But today, Courtney is 16 years sober. Having quit before she turned 21, she’s happy to say that she has “never had a legal drink.” She credits her parents for being so supportive and is proud that her mom is “being vulnerable” in using her platform to give others the opportunity to seek help. “Mental illness does not discriminate. It’s not something you do to yourself. It’s inherited and can be managed,” Courtney says. “If you’re a diabetic, you take insulin. If you’re bipolar, you take medicine, as well.”
While Crouch escaped the afflictions and demons that haunted several members of her family, her life was profoundly affected by a traumatic brush with death in the 1970s. A newly married realtor in her mid-20s, she received a call late one Friday afternoon from a man who said he was an executive with a large local company who was considering a move to Evansville. He wanted to see some homes but had to fly out early the next morning. Did she have time that evening to give a new client the lay of the land?
Excited by the opportunity, Crouch said sure. She picked him up in front of a hotel on that rainy night and showed him several properties. But as they drove down one country road, the situation suddenly turned terrifying. “He pulled out a gun,” Crouch recalls. “He put it to my head, cocked it, and said, ‘We can do this the easy way or the hard way.’ My life literally flashed before my eyes.”
Filled with panic, Crouch knew she had only one chance to get away. She asked if he would put his gun down on the floorboard and help her remove her raincoat. When he did so, Crouch threw the coat over his head and bolted out of the car. As she ran down a gravel road in high heels, the man gave chase but stopped after she tried to kick him in the groin. She kept running up an embankment and across a corn field to a house with its lights on—the home of a deputy sheriff. She was out of breath but safe. Her assailant took off in her car and got away.
Many months later while thumbing through mug shots of suspects picked up for similar crimes elsewhere, Crouch recognized her attacker. He was being held in another city on multiple charges of rape and at least two murders in several states. His M.O. sounded chillingly familiar. “He would pick a city, go there, and get the realtor book,” Crouch says.
The assault shattered Crouch’s sense of safety. When her husband was away on business, she would place dinner knives in the narrow space between the door jamb and the top of the front door. If someone tried to break into her apartment, the knives would fall to the floor, and she’d hear the commotion and grab the large butcher knife stowed beneath her mattress. She never learned what happened to the man who attacked her (though she hopes and presumes he was convicted and sentenced). Eventually, the incident became a distant memory.
When Crouch looks back on the things that have happened in her life—from the early loss of a loved one, to her family’s struggles with addiction, to her own horrifying near-miss—she doesn’t ask, “Why me?” Instead, she figures, “Why not me?”
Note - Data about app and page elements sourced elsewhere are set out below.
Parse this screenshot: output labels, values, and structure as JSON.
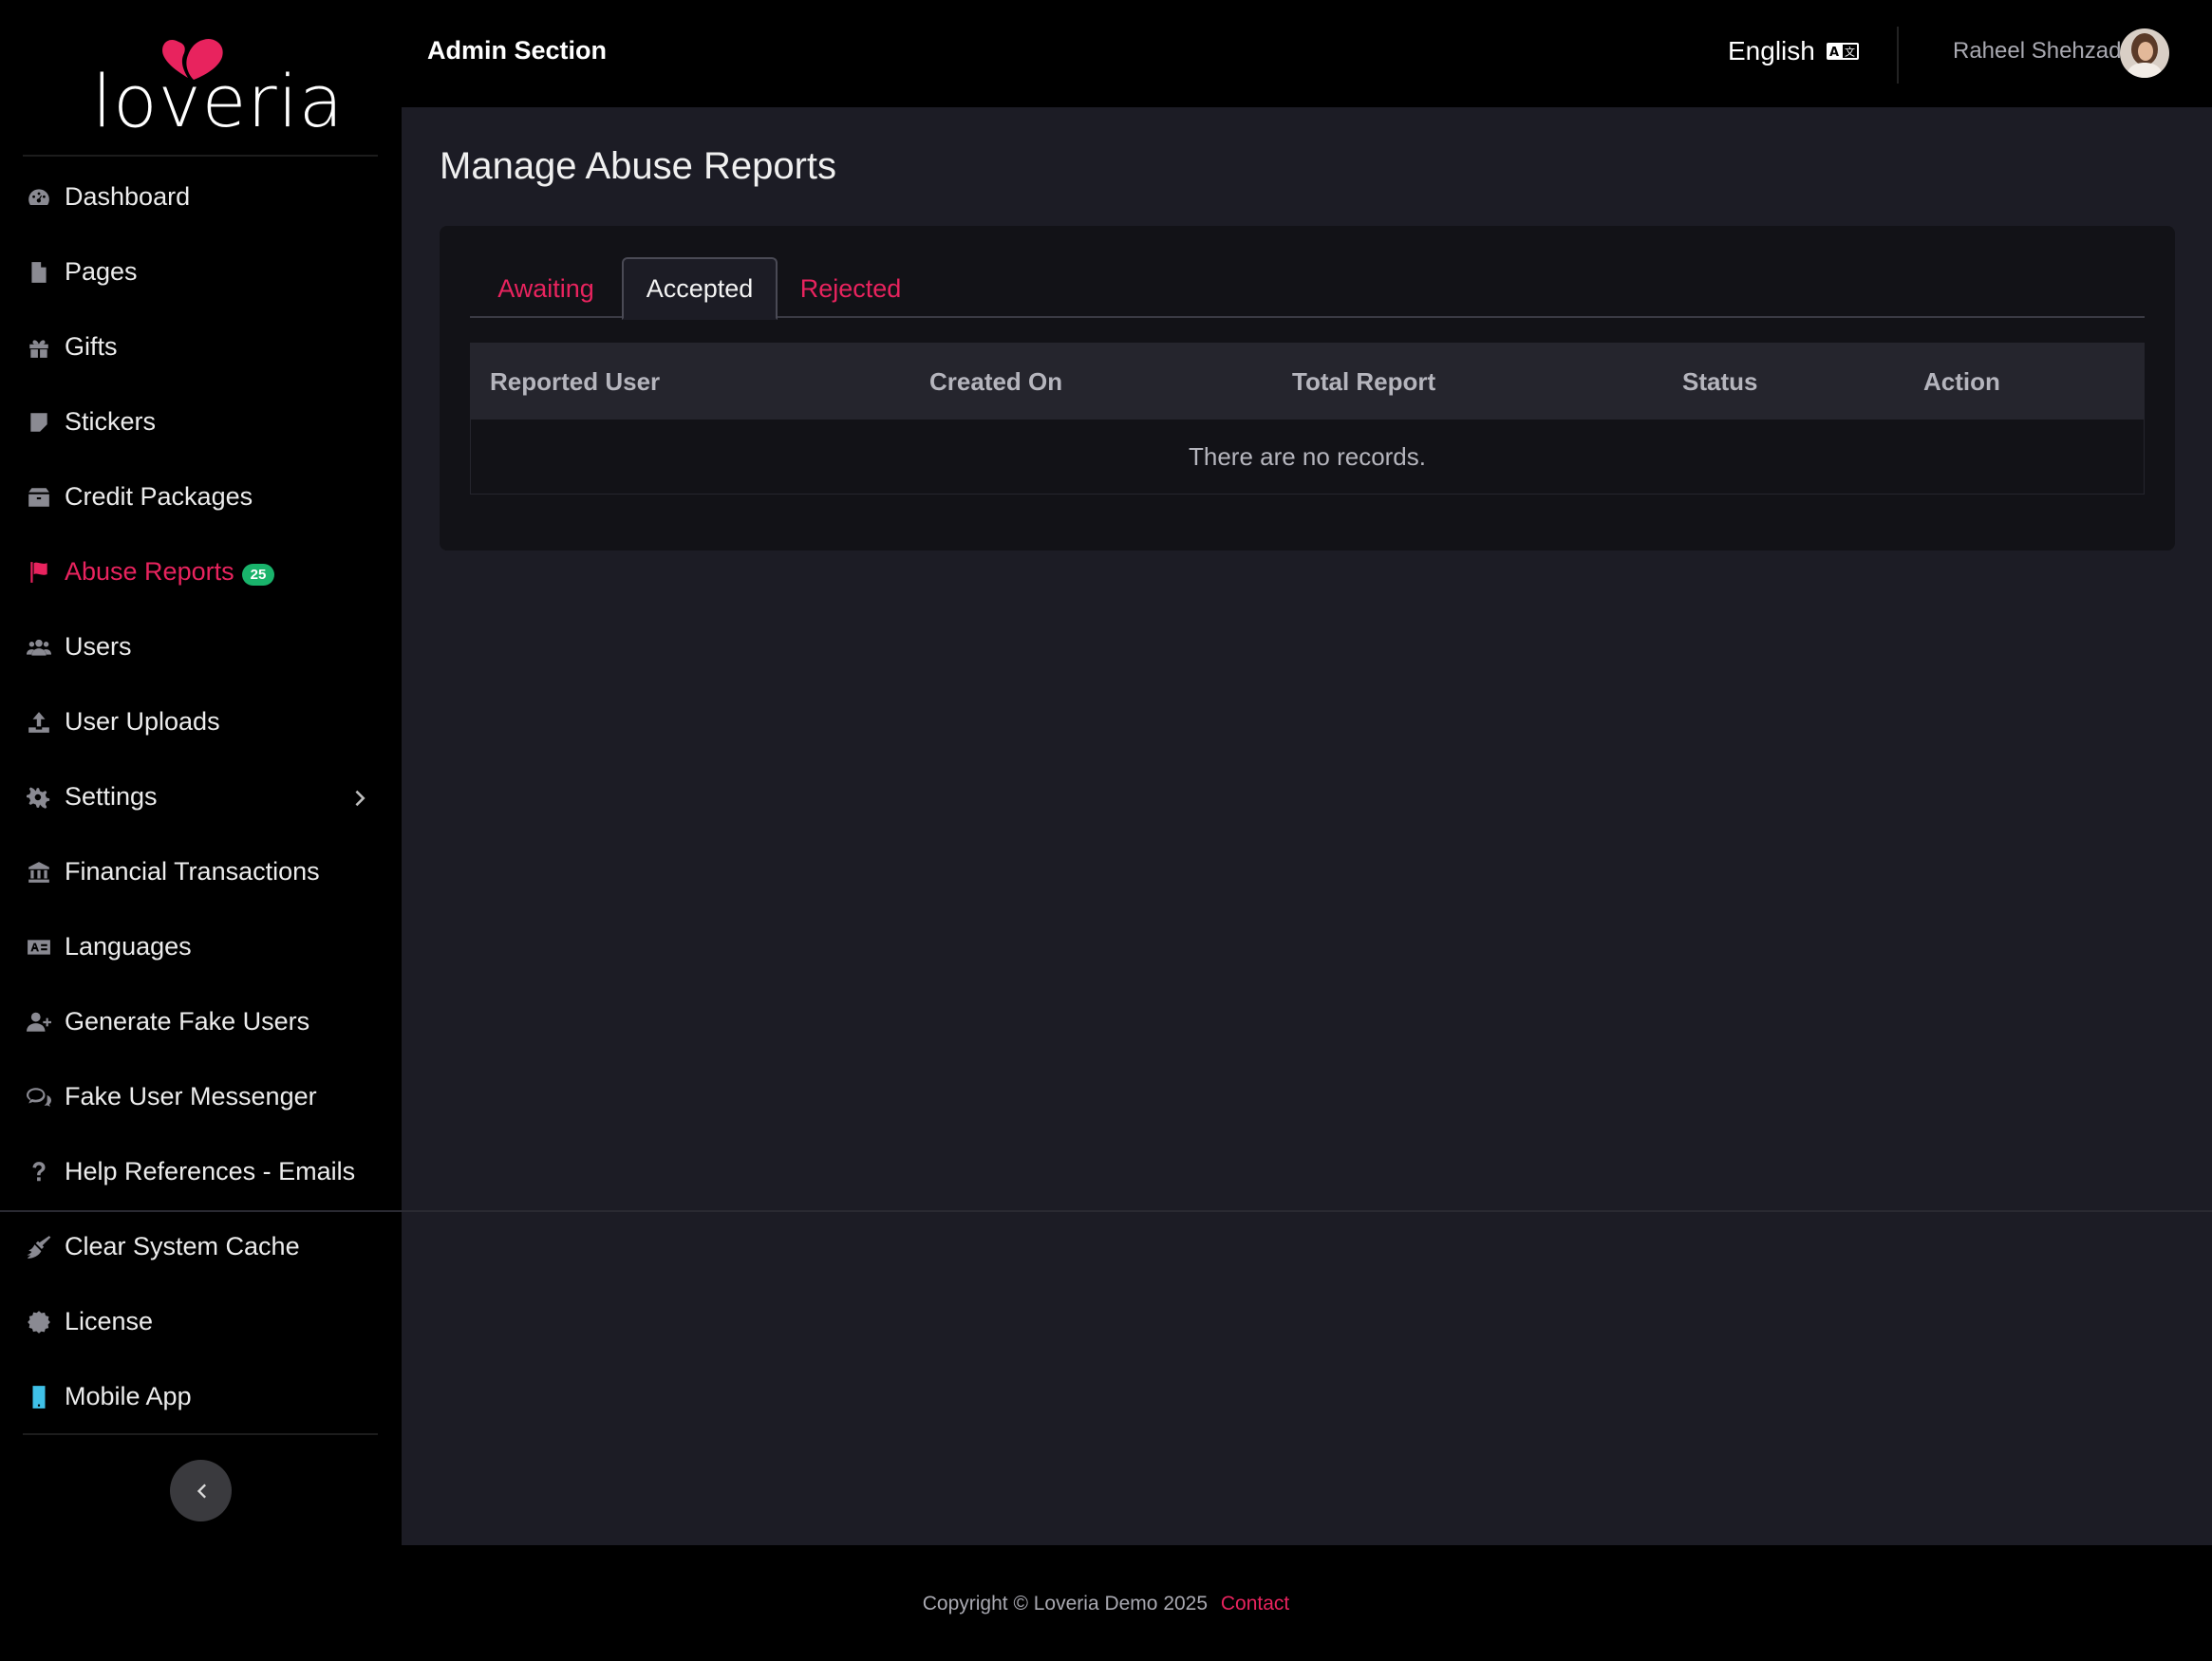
{
  "brand": {
    "logo_text": "loveria",
    "accent": "#e8235e",
    "badge_color": "#19b36b"
  },
  "header": {
    "title": "Admin Section",
    "language": "English",
    "user_name": "Raheel Shehzad"
  },
  "sidebar": {
    "items": [
      {
        "label": "Dashboard",
        "icon": "dashboard-icon"
      },
      {
        "label": "Pages",
        "icon": "file-icon"
      },
      {
        "label": "Gifts",
        "icon": "gift-icon"
      },
      {
        "label": "Stickers",
        "icon": "sticker-icon"
      },
      {
        "label": "Credit Packages",
        "icon": "box-icon"
      },
      {
        "label": "Abuse Reports",
        "icon": "flag-icon",
        "badge": "25",
        "active": true
      },
      {
        "label": "Users",
        "icon": "users-icon"
      },
      {
        "label": "User Uploads",
        "icon": "upload-icon"
      },
      {
        "label": "Settings",
        "icon": "gears-icon"
      },
      {
        "label": "Financial Transactions",
        "icon": "bank-icon"
      },
      {
        "label": "Languages",
        "icon": "language-icon"
      },
      {
        "label": "Generate Fake Users",
        "icon": "user-plus-icon"
      },
      {
        "label": "Fake User Messenger",
        "icon": "chat-icon"
      },
      {
        "label": "Help References - Emails",
        "icon": "question-icon"
      }
    ],
    "bottom_items": [
      {
        "label": "Clear System Cache",
        "icon": "broom-icon"
      },
      {
        "label": "License",
        "icon": "certificate-icon"
      },
      {
        "label": "Mobile App",
        "icon": "mobile-icon"
      }
    ]
  },
  "main": {
    "title": "Manage Abuse Reports",
    "tabs": [
      {
        "label": "Awaiting"
      },
      {
        "label": "Accepted",
        "active": true
      },
      {
        "label": "Rejected"
      }
    ],
    "table": {
      "columns": [
        "Reported User",
        "Created On",
        "Total Report",
        "Status",
        "Action"
      ],
      "empty_message": "There are no records."
    }
  },
  "footer": {
    "copyright": "Copyright © Loveria Demo 2025",
    "contact_label": "Contact"
  }
}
Her mother lived to be 91, long enough to see Crouch sworn in as lieutenant governor in 2017. It was a few more years before Crouch found her voice and decided to share her family story. Now, people come up to her with their own stories about loved ones lost to addiction or mental illness. “Even legislators have started to share part of their stories,” she says. “I think that’s how we start on this journey of recovery, by just talking about it and normalizing it.”